Tremendous amount of sugar beet to be seen all along the line at every station – literally hundreds of trucks at Ely. In some places beet was being carted straight off the fields to railway trucks in bright pink carts! usually hauled by two Percherons. Once a gang of Italians in bright green uniforms swept by, walking slowly along the top of a dyke. Everywhere one sees the glittering drains running straight as railway tracks.
The marshes between the Bedford Rivers was a huge shining lake.
At last pulled into
Cambridge at one p.m. Registered at the Gt. Northern Hotel, and
went off to find some lunch. Tried the
“Victory Café”, hung with British and Greek flags, Greek waiters

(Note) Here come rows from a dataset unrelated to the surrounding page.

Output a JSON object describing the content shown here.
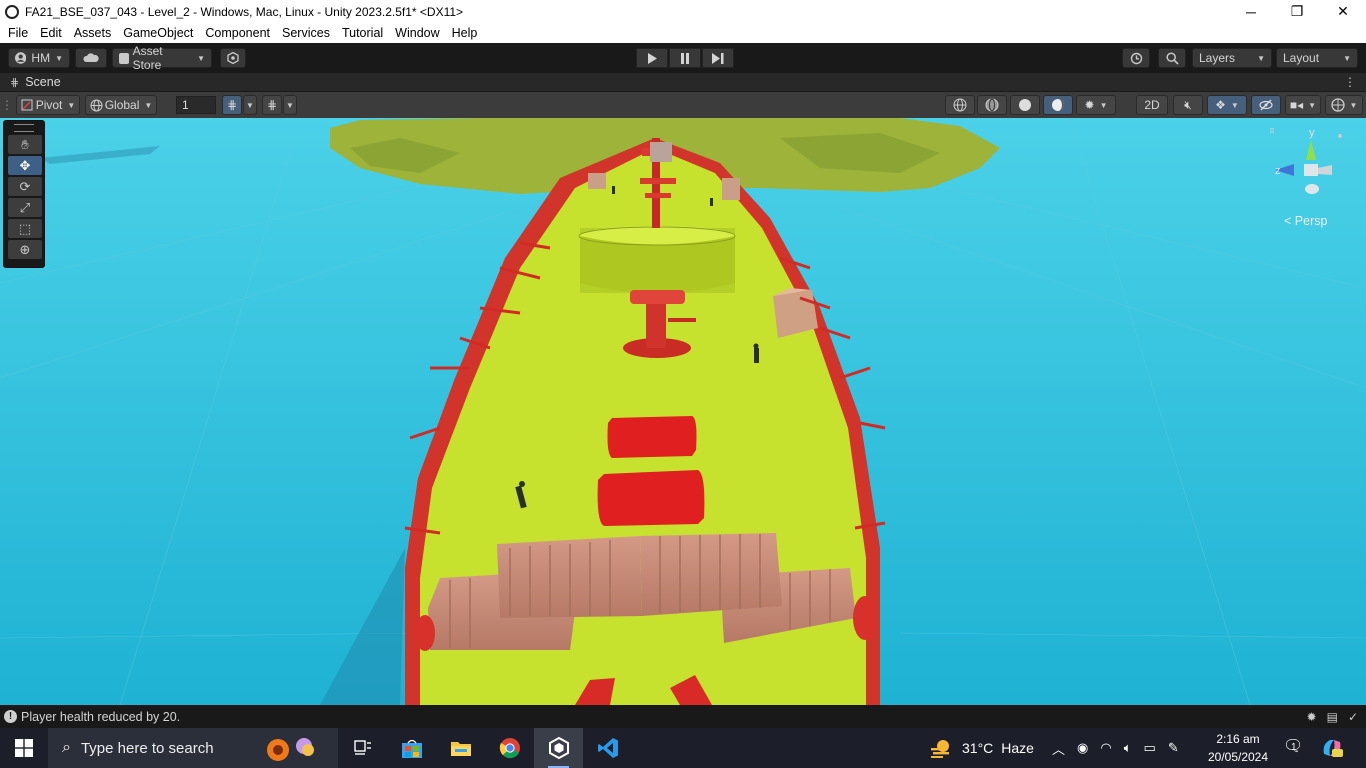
{
  "window": {
    "title": "FA21_BSE_037_043 - Level_2 - Windows, Mac, Linux - Unity 2023.2.5f1* <DX11>",
    "controls": [
      "─",
      "❐",
      "✕"
    ]
  },
  "menu": [
    "File",
    "Edit",
    "Assets",
    "GameObject",
    "Component",
    "Services",
    "Tutorial",
    "Window",
    "Help"
  ],
  "toolbar": {
    "account_label": "HM",
    "asset_store_label": "Asset Store",
    "layers_label": "Layers",
    "layout_label": "Layout",
    "play_icon": "play-icon",
    "pause_icon": "pause-icon",
    "step_icon": "step-icon"
  },
  "scene_tab": {
    "label": "Scene"
  },
  "scene_toolbar": {
    "pivot_label": "Pivot",
    "global_label": "Global",
    "grid_snap_value": "1",
    "mode_2d_label": "2D"
  },
  "tools": [
    "hand-tool-icon",
    "move-tool-icon",
    "rotate-tool-icon",
    "scale-tool-icon",
    "rect-tool-icon",
    "transform-tool-icon"
  ],
  "gizmo": {
    "y_label": "y",
    "z_label": "z",
    "persp_label": "Persp"
  },
  "status": {
    "message": "Player health reduced by 20."
  },
  "taskbar": {
    "search_placeholder": "Type here to search",
    "weather_temp": "31°C",
    "weather_desc": "Haze",
    "time": "2:16 am",
    "date": "20/05/2024",
    "notification_count": "1"
  },
  "colors": {
    "sea": "#21b7d6",
    "deck": "#c6e22e",
    "ship_red": "#d42a2a",
    "container": "#c88a74"
  }
}
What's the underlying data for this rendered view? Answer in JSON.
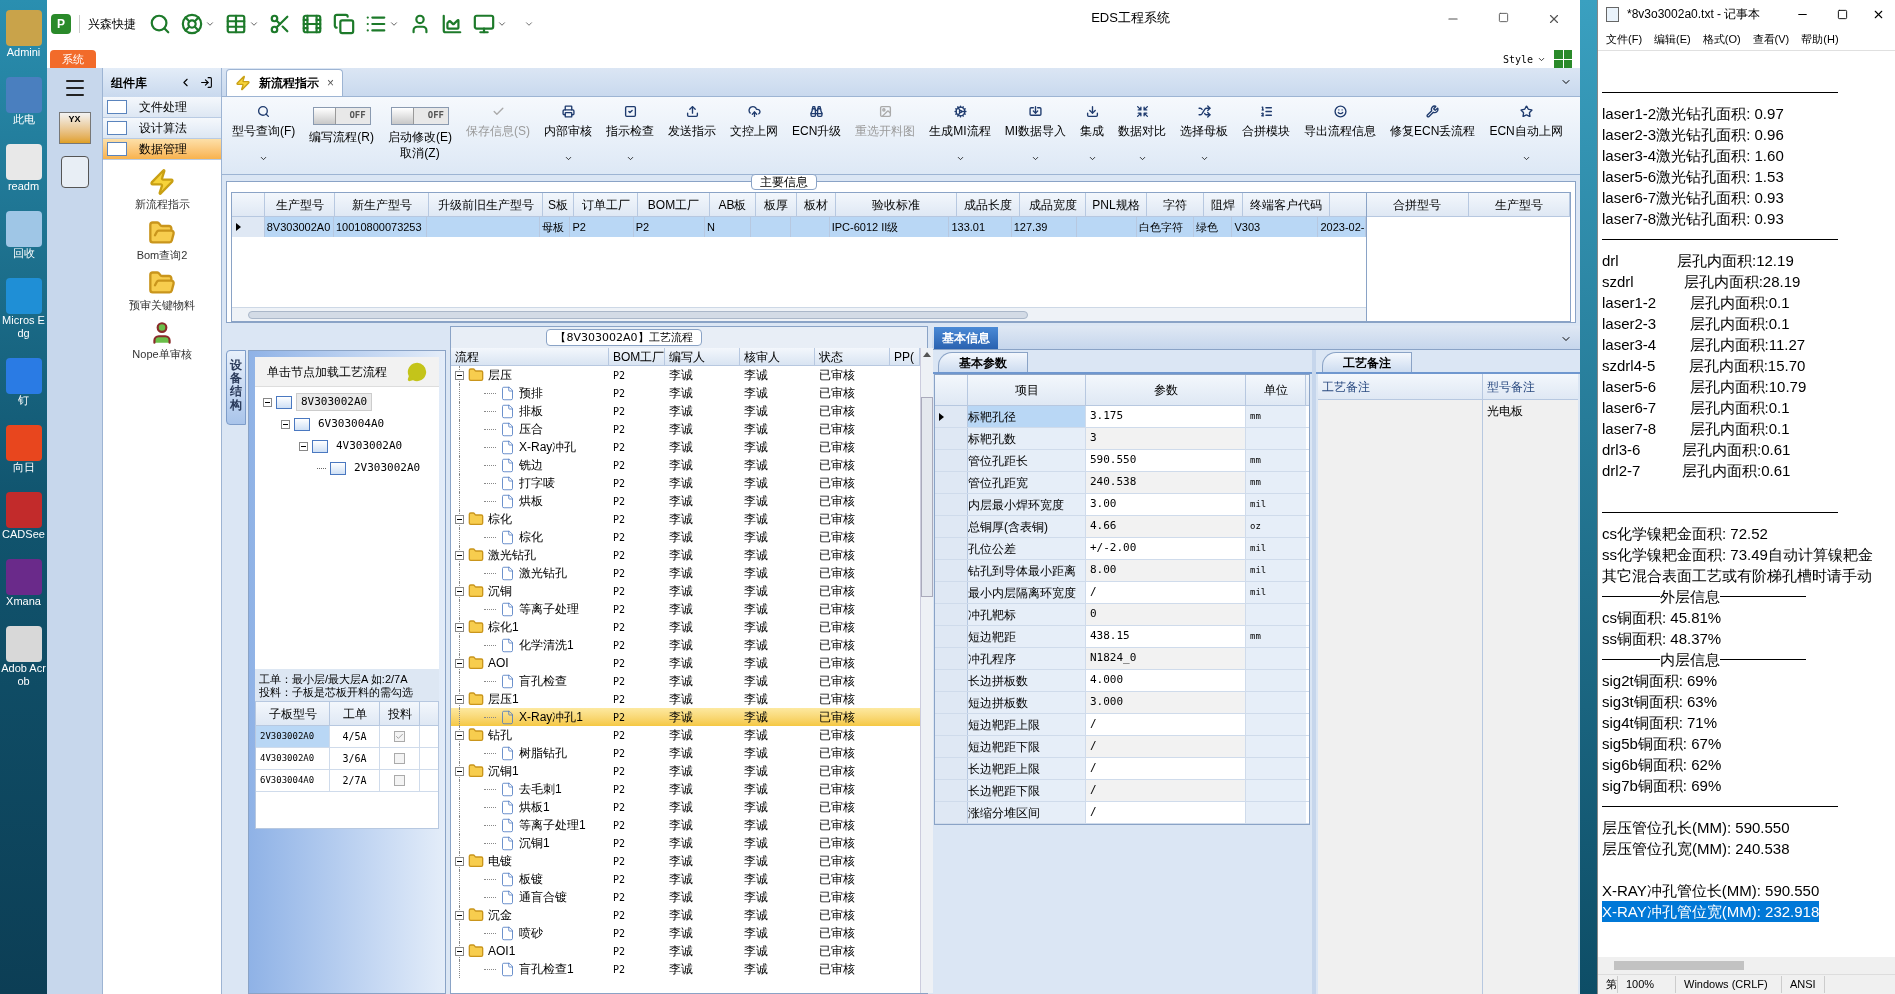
{
  "desktop": {
    "icons": [
      {
        "label": "Admini"
      },
      {
        "label": "此电"
      },
      {
        "label": "readm"
      },
      {
        "label": "回收"
      },
      {
        "label": "Micros Edg"
      },
      {
        "label": "钉"
      },
      {
        "label": "向日"
      },
      {
        "label": "CADSee"
      },
      {
        "label": "Xmana"
      },
      {
        "label": "Adob Acrob"
      }
    ]
  },
  "window": {
    "title": "EDS工程系统",
    "logo_text": "P",
    "nav_badge": "YX",
    "app_name": "兴森快捷",
    "quick_tools": [
      {
        "dropdown": false
      },
      {
        "dropdown": true
      },
      {
        "dropdown": true
      },
      {
        "dropdown": false
      },
      {
        "dropdown": false
      },
      {
        "dropdown": false
      },
      {
        "dropdown": true
      },
      {
        "dropdown": false
      },
      {
        "dropdown": false
      },
      {
        "dropdown": true
      }
    ],
    "menu_tab": "系统",
    "style_label": "Style"
  },
  "component_library": {
    "title": "组件库",
    "sections": [
      {
        "label": "文件处理",
        "selected": false
      },
      {
        "label": "设计算法",
        "selected": false
      },
      {
        "label": "数据管理",
        "selected": true
      }
    ],
    "items": [
      {
        "label": "新流程指示"
      },
      {
        "label": "Bom查询2"
      },
      {
        "label": "预审关键物料"
      },
      {
        "label": "Nope单审核"
      }
    ]
  },
  "doc_tab": {
    "label": "新流程指示",
    "close": "×"
  },
  "ribbon": [
    {
      "kind": "button",
      "label": "型号查询(F)",
      "dropdown": true,
      "disabled": false
    },
    {
      "kind": "toggle",
      "label": "编写流程(R)",
      "state_text": "OFF",
      "on": false
    },
    {
      "kind": "toggle",
      "label": "启动修改(E)\n取消(Z)",
      "state_text": "OFF",
      "on": false
    },
    {
      "kind": "button",
      "label": "保存信息(S)",
      "dropdown": false,
      "disabled": true
    },
    {
      "kind": "button",
      "label": "内部审核",
      "dropdown": true,
      "disabled": false
    },
    {
      "kind": "button",
      "label": "指示检查",
      "dropdown": true,
      "disabled": false
    },
    {
      "kind": "button",
      "label": "发送指示",
      "dropdown": false,
      "disabled": false
    },
    {
      "kind": "button",
      "label": "文控上网",
      "dropdown": false,
      "disabled": false
    },
    {
      "kind": "button",
      "label": "ECN升级",
      "dropdown": false,
      "disabled": false
    },
    {
      "kind": "button",
      "label": "重选开料图",
      "dropdown": false,
      "disabled": true
    },
    {
      "kind": "button",
      "label": "生成MI流程",
      "dropdown": true,
      "disabled": false
    },
    {
      "kind": "button",
      "label": "MI数据导入",
      "dropdown": true,
      "disabled": false
    },
    {
      "kind": "button",
      "label": "集成",
      "dropdown": true,
      "disabled": false
    },
    {
      "kind": "button",
      "label": "数据对比",
      "dropdown": true,
      "disabled": false
    },
    {
      "kind": "button",
      "label": "选择母板",
      "dropdown": true,
      "disabled": false
    },
    {
      "kind": "button",
      "label": "合拼模块",
      "dropdown": false,
      "disabled": false
    },
    {
      "kind": "button",
      "label": "导出流程信息",
      "dropdown": false,
      "disabled": false
    },
    {
      "kind": "button",
      "label": "修复ECN丢流程",
      "dropdown": false,
      "disabled": false
    },
    {
      "kind": "button",
      "label": "ECN自动上网",
      "dropdown": true,
      "disabled": false
    }
  ],
  "main_info": {
    "title": "主要信息",
    "columns": [
      "生产型号",
      "新生产型号",
      "升级前旧生产型号",
      "S板",
      "订单工厂",
      "BOM工厂",
      "AB板",
      "板厚",
      "板材",
      "验收标准",
      "成品长度",
      "成品宽度",
      "PNL规格",
      "字符",
      "阻焊",
      "终端客户代码"
    ],
    "rows": [
      {
        "selected": true,
        "cells": [
          "8V303002A0",
          "10010800073253",
          "",
          "母板",
          "P2",
          "P2",
          "N",
          "",
          "",
          "IPC-6012 II级",
          "133.01",
          "127.39",
          "",
          "白色字符",
          "绿色",
          "V303",
          "2023-02-"
        ]
      }
    ],
    "merge_columns": [
      "合拼型号",
      "生产型号"
    ]
  },
  "structure": {
    "side_tab": "设备结构",
    "hint": "单击节点加载工艺流程",
    "tree": [
      {
        "label": "8V303002A0",
        "expanded": true,
        "selected": true,
        "children": [
          {
            "label": "6V303004A0",
            "expanded": true,
            "selected": false,
            "children": [
              {
                "label": "4V303002A0",
                "expanded": true,
                "selected": false,
                "children": [
                  {
                    "label": "2V303002A0",
                    "selected": false
                  }
                ]
              }
            ]
          }
        ]
      }
    ],
    "note": [
      "工单：最小层/最大层A 如:2/7A",
      "投料：子板是芯板开料的需勾选"
    ],
    "columns": [
      "子板型号",
      "工单",
      "投料"
    ],
    "rows": [
      {
        "model": "2V303002A0",
        "order": "4/5A",
        "checked": true,
        "selected": true
      },
      {
        "model": "4V303002A0",
        "order": "3/6A",
        "checked": false,
        "selected": false
      },
      {
        "model": "6V303004A0",
        "order": "2/7A",
        "checked": false,
        "selected": false
      }
    ]
  },
  "process": {
    "title": "【8V303002A0】工艺流程",
    "columns": [
      "流程",
      "BOM工厂",
      "编写人",
      "核审人",
      "状态",
      "PP("
    ],
    "nodes": [
      {
        "name": "层压",
        "bom": "P2",
        "writer": "李诚",
        "reviewer": "李诚",
        "status": "已审核",
        "expanded": true,
        "selected": false,
        "children": [
          {
            "name": "预排",
            "bom": "P2",
            "writer": "李诚",
            "reviewer": "李诚",
            "status": "已审核",
            "selected": false
          },
          {
            "name": "排板",
            "bom": "P2",
            "writer": "李诚",
            "reviewer": "李诚",
            "status": "已审核",
            "selected": false
          },
          {
            "name": "压合",
            "bom": "P2",
            "writer": "李诚",
            "reviewer": "李诚",
            "status": "已审核",
            "selected": false
          },
          {
            "name": "X-Ray冲孔",
            "bom": "P2",
            "writer": "李诚",
            "reviewer": "李诚",
            "status": "已审核",
            "selected": false
          },
          {
            "name": "铣边",
            "bom": "P2",
            "writer": "李诚",
            "reviewer": "李诚",
            "status": "已审核",
            "selected": false
          },
          {
            "name": "打字唛",
            "bom": "P2",
            "writer": "李诚",
            "reviewer": "李诚",
            "status": "已审核",
            "selected": false
          },
          {
            "name": "烘板",
            "bom": "P2",
            "writer": "李诚",
            "reviewer": "李诚",
            "status": "已审核",
            "selected": false
          }
        ]
      },
      {
        "name": "棕化",
        "bom": "P2",
        "writer": "李诚",
        "reviewer": "李诚",
        "status": "已审核",
        "expanded": true,
        "selected": false,
        "children": [
          {
            "name": "棕化",
            "bom": "P2",
            "writer": "李诚",
            "reviewer": "李诚",
            "status": "已审核",
            "selected": false
          }
        ]
      },
      {
        "name": "激光钻孔",
        "bom": "P2",
        "writer": "李诚",
        "reviewer": "李诚",
        "status": "已审核",
        "expanded": true,
        "selected": false,
        "children": [
          {
            "name": "激光钻孔",
            "bom": "P2",
            "writer": "李诚",
            "reviewer": "李诚",
            "status": "已审核",
            "selected": false
          }
        ]
      },
      {
        "name": "沉铜",
        "bom": "P2",
        "writer": "李诚",
        "reviewer": "李诚",
        "status": "已审核",
        "expanded": true,
        "selected": false,
        "children": [
          {
            "name": "等离子处理",
            "bom": "P2",
            "writer": "李诚",
            "reviewer": "李诚",
            "status": "已审核",
            "selected": false
          }
        ]
      },
      {
        "name": "棕化1",
        "bom": "P2",
        "writer": "李诚",
        "reviewer": "李诚",
        "status": "已审核",
        "expanded": true,
        "selected": false,
        "children": [
          {
            "name": "化学清洗1",
            "bom": "P2",
            "writer": "李诚",
            "reviewer": "李诚",
            "status": "已审核",
            "selected": false
          }
        ]
      },
      {
        "name": "AOI",
        "bom": "P2",
        "writer": "李诚",
        "reviewer": "李诚",
        "status": "已审核",
        "expanded": true,
        "selected": false,
        "children": [
          {
            "name": "盲孔检查",
            "bom": "P2",
            "writer": "李诚",
            "reviewer": "李诚",
            "status": "已审核",
            "selected": false
          }
        ]
      },
      {
        "name": "层压1",
        "bom": "P2",
        "writer": "李诚",
        "reviewer": "李诚",
        "status": "已审核",
        "expanded": true,
        "selected": false,
        "children": [
          {
            "name": "X-Ray冲孔1",
            "bom": "P2",
            "writer": "李诚",
            "reviewer": "李诚",
            "status": "已审核",
            "selected": true
          }
        ]
      },
      {
        "name": "钻孔",
        "bom": "P2",
        "writer": "李诚",
        "reviewer": "李诚",
        "status": "已审核",
        "expanded": true,
        "selected": false,
        "children": [
          {
            "name": "树脂钻孔",
            "bom": "P2",
            "writer": "李诚",
            "reviewer": "李诚",
            "status": "已审核",
            "selected": false
          }
        ]
      },
      {
        "name": "沉铜1",
        "bom": "P2",
        "writer": "李诚",
        "reviewer": "李诚",
        "status": "已审核",
        "expanded": true,
        "selected": false,
        "children": [
          {
            "name": "去毛刺1",
            "bom": "P2",
            "writer": "李诚",
            "reviewer": "李诚",
            "status": "已审核",
            "selected": false
          },
          {
            "name": "烘板1",
            "bom": "P2",
            "writer": "李诚",
            "reviewer": "李诚",
            "status": "已审核",
            "selected": false
          },
          {
            "name": "等离子处理1",
            "bom": "P2",
            "writer": "李诚",
            "reviewer": "李诚",
            "status": "已审核",
            "selected": false
          },
          {
            "name": "沉铜1",
            "bom": "P2",
            "writer": "李诚",
            "reviewer": "李诚",
            "status": "已审核",
            "selected": false
          }
        ]
      },
      {
        "name": "电镀",
        "bom": "P2",
        "writer": "李诚",
        "reviewer": "李诚",
        "status": "已审核",
        "expanded": true,
        "selected": false,
        "children": [
          {
            "name": "板镀",
            "bom": "P2",
            "writer": "李诚",
            "reviewer": "李诚",
            "status": "已审核",
            "selected": false
          },
          {
            "name": "通盲合镀",
            "bom": "P2",
            "writer": "李诚",
            "reviewer": "李诚",
            "status": "已审核",
            "selected": false
          }
        ]
      },
      {
        "name": "沉金",
        "bom": "P2",
        "writer": "李诚",
        "reviewer": "李诚",
        "status": "已审核",
        "expanded": true,
        "selected": false,
        "children": [
          {
            "name": "喷砂",
            "bom": "P2",
            "writer": "李诚",
            "reviewer": "李诚",
            "status": "已审核",
            "selected": false
          }
        ]
      },
      {
        "name": "AOI1",
        "bom": "P2",
        "writer": "李诚",
        "reviewer": "李诚",
        "status": "已审核",
        "expanded": true,
        "selected": false,
        "children": [
          {
            "name": "盲孔检查1",
            "bom": "P2",
            "writer": "李诚",
            "reviewer": "李诚",
            "status": "已审核",
            "selected": false
          }
        ]
      }
    ]
  },
  "basic_info": {
    "tab": "基本信息",
    "params_tab": "基本参数",
    "columns": [
      "项目",
      "参数",
      "单位"
    ],
    "rows": [
      {
        "item": "标靶孔径",
        "value": "3.175",
        "unit": "mm",
        "selected": true
      },
      {
        "item": "标靶孔数",
        "value": "3",
        "unit": "",
        "selected": false
      },
      {
        "item": "管位孔距长",
        "value": "590.550",
        "unit": "mm",
        "selected": false
      },
      {
        "item": "管位孔距宽",
        "value": "240.538",
        "unit": "mm",
        "selected": false
      },
      {
        "item": "内层最小焊环宽度",
        "value": "3.00",
        "unit": "mil",
        "selected": false
      },
      {
        "item": "总铜厚(含表铜)",
        "value": "4.66",
        "unit": "oz",
        "selected": false
      },
      {
        "item": "孔位公差",
        "value": "+/-2.00",
        "unit": "mil",
        "selected": false
      },
      {
        "item": "钻孔到导体最小距离",
        "value": "8.00",
        "unit": "mil",
        "selected": false
      },
      {
        "item": "最小内层隔离环宽度",
        "value": "/",
        "unit": "mil",
        "selected": false
      },
      {
        "item": "冲孔靶标",
        "value": "0",
        "unit": "",
        "selected": false
      },
      {
        "item": "短边靶距",
        "value": "438.15",
        "unit": "mm",
        "selected": false
      },
      {
        "item": "冲孔程序",
        "value": "N1824_0",
        "unit": "",
        "selected": false
      },
      {
        "item": "长边拼板数",
        "value": "4.000",
        "unit": "",
        "selected": false
      },
      {
        "item": "短边拼板数",
        "value": "3.000",
        "unit": "",
        "selected": false
      },
      {
        "item": "短边靶距上限",
        "value": "/",
        "unit": "",
        "selected": false
      },
      {
        "item": "短边靶距下限",
        "value": "/",
        "unit": "",
        "selected": false
      },
      {
        "item": "长边靶距上限",
        "value": "/",
        "unit": "",
        "selected": false
      },
      {
        "item": "长边靶距下限",
        "value": "/",
        "unit": "",
        "selected": false
      },
      {
        "item": "涨缩分堆区间",
        "value": "/",
        "unit": "",
        "selected": false
      }
    ],
    "remarks_tab": "工艺备注",
    "remark_columns": [
      "工艺备注",
      "型号备注"
    ],
    "model_remark": "光电板"
  },
  "notepad": {
    "title": "*8v3o3002a0.txt - 记事本",
    "menu": [
      "文件(F)",
      "编辑(E)",
      "格式(O)",
      "查看(V)",
      "帮助(H)"
    ],
    "lines": [
      {
        "kind": "blank",
        "selected": false
      },
      {
        "kind": "rule",
        "selected": false
      },
      {
        "kind": "text",
        "text": "laser1-2激光钻孔面积: 0.97",
        "selected": false
      },
      {
        "kind": "text",
        "text": "laser2-3激光钻孔面积: 0.96",
        "selected": false
      },
      {
        "kind": "text",
        "text": "laser3-4激光钻孔面积: 1.60",
        "selected": false
      },
      {
        "kind": "text",
        "text": "laser5-6激光钻孔面积: 1.53",
        "selected": false
      },
      {
        "kind": "text",
        "text": "laser6-7激光钻孔面积: 0.93",
        "selected": false
      },
      {
        "kind": "text",
        "text": "laser7-8激光钻孔面积: 0.93",
        "selected": false
      },
      {
        "kind": "rule",
        "selected": false
      },
      {
        "kind": "text",
        "text": "drl              层孔内面积:12.19",
        "selected": false
      },
      {
        "kind": "text",
        "text": "szdrl            层孔内面积:28.19",
        "selected": false
      },
      {
        "kind": "text",
        "text": "laser1-2        层孔内面积:0.1",
        "selected": false
      },
      {
        "kind": "text",
        "text": "laser2-3        层孔内面积:0.1",
        "selected": false
      },
      {
        "kind": "text",
        "text": "laser3-4        层孔内面积:11.27",
        "selected": false
      },
      {
        "kind": "text",
        "text": "szdrl4-5        层孔内面积:15.70",
        "selected": false
      },
      {
        "kind": "text",
        "text": "laser5-6        层孔内面积:10.79",
        "selected": false
      },
      {
        "kind": "text",
        "text": "laser6-7        层孔内面积:0.1",
        "selected": false
      },
      {
        "kind": "text",
        "text": "laser7-8        层孔内面积:0.1",
        "selected": false
      },
      {
        "kind": "text",
        "text": "drl3-6          层孔内面积:0.61",
        "selected": false
      },
      {
        "kind": "text",
        "text": "drl2-7          层孔内面积:0.61",
        "selected": false
      },
      {
        "kind": "blank",
        "selected": false
      },
      {
        "kind": "rule",
        "selected": false
      },
      {
        "kind": "text",
        "text": "cs化学镍耙金面积: 72.52",
        "selected": false
      },
      {
        "kind": "text",
        "text": "ss化学镍耙金面积: 73.49自动计算镍耙金",
        "selected": false
      },
      {
        "kind": "text",
        "text": "其它混合表面工艺或有阶梯孔槽时请手动",
        "selected": false
      },
      {
        "kind": "titled_rule",
        "text": "外层信息",
        "selected": false
      },
      {
        "kind": "text",
        "text": "cs铜面积: 45.81%",
        "selected": false
      },
      {
        "kind": "text",
        "text": "ss铜面积: 48.37%",
        "selected": false
      },
      {
        "kind": "titled_rule",
        "text": "内层信息",
        "selected": false
      },
      {
        "kind": "text",
        "text": "sig2t铜面积: 69%",
        "selected": false
      },
      {
        "kind": "text",
        "text": "sig3t铜面积: 63%",
        "selected": false
      },
      {
        "kind": "text",
        "text": "sig4t铜面积: 71%",
        "selected": false
      },
      {
        "kind": "text",
        "text": "sig5b铜面积: 67%",
        "selected": false
      },
      {
        "kind": "text",
        "text": "sig6b铜面积: 62%",
        "selected": false
      },
      {
        "kind": "text",
        "text": "sig7b铜面积: 69%",
        "selected": false
      },
      {
        "kind": "rule",
        "selected": false
      },
      {
        "kind": "text",
        "text": "层压管位孔长(MM): 590.550",
        "selected": false
      },
      {
        "kind": "text",
        "text": "层压管位孔宽(MM): 240.538",
        "selected": false
      },
      {
        "kind": "blank",
        "selected": false
      },
      {
        "kind": "text",
        "text": "X-RAY冲孔管位长(MM): 590.550",
        "selected": false
      },
      {
        "kind": "text",
        "text": "X-RAY冲孔管位宽(MM): 232.918",
        "selected": true
      }
    ],
    "status": [
      "第",
      "100%",
      "Windows (CRLF)",
      "ANSI"
    ]
  }
}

dashing about, and a radio playing very loudly.
Very expensive – soup and fish, and nothing else came to 3/11. A young fair haired soldier came in, and
moved to sit an empty table near the window.
At once, a dark waiter dashed forward, crying loudly “No sir, not
there sir … I keep that table for a party of four.” “Oh what the hell!” shouted the soldier. “I’ll bloody well go somewhere else,” slamming the door so hard that the crockery rattled and the card
saying “Café Open” fell down, showing the word “Closed” on the other side. Everybody looked very uncomfortable.
Walked along to
Street, but the archaeology museum was shut – is apparently always
shut on Saturday afternoons.
Crowds of pretty girls cycling off to hockey, with brilliantly coloured scarves and stockings, pleated skirts, and their hair blowing in the winds. Plenty of black students about. Noticed two black students in gowns, walking with a white woman.
Trumpington Street, to the
Fitzwilliam. Love to see the clear streams
of water trickling down the concrete gutters.
Went into the Museum – lovely, gracious, quiet. Walked around for an hour or so, vaguely
admiring the glorious treasures.
Then to the
to go carefully over the collections there.
Lambeth has done a splendid job.
The stuff is shown as well as can be under the circumstances. Should have thought that there was some
considerable risk in having so many small objects not in cases, but Lambeth
told me that the only precaution he has found necessary is to compel all
Americans to enter their names and serial numbers in the Visitors’ Book. Lambert says that the Museum finances are almost
non-existent, and that he and his wife keep the place going more as a labour of
love than anything else. (He of course has
a salary as Rural Industries Organiser).
He was rather depressed altogether, and told me of the endless troubles
he has with the Ministry of Labour, when trying to get blacksmiths released from
industry to take up rural work. The Ministry of Labour refuse to admit any necessity for rural farriers. Folk Museum
Stayed to tea, and talked until half past 8. Told me that a few ‘divers’ had passed S. of Cambridge, and got as far as Sandy and Potton in Bedfordshire. A rocket fell at Fulbourn, about 6 miles away, but no serious damage.
Castle Street, felt rather sick, and a
bad headache. Decided not to have
anything to eat but to go to a cinema instead.
Saw “The Eve of St Mark”, a very poor thing indeed. But felt better.
Crowds in the Market Place and the streets, bright lights everywhere, undergraduates in gowns, bareheaded, wandering about. Poor devils, they are almost all on army or air-force courses – hardly any other forms of study allowed. On walls people had chalked: “Down with Churchill”, “Up with Churchill”, “Amery must Go”, “Save Greece”, “
Fascist”, and so on. Lots of posters
about political meetings.
Walked back to the Gt. Northern Hotel at 10.30. Seems decent and clean, but no hot water in bedroom. Just was I was falling asleep, about 11.30, somebody in the street began shooting, single shots, then two together, about a dozen shots in all. Sounded like a rifle. Looked out, but could see nothing. Very curious.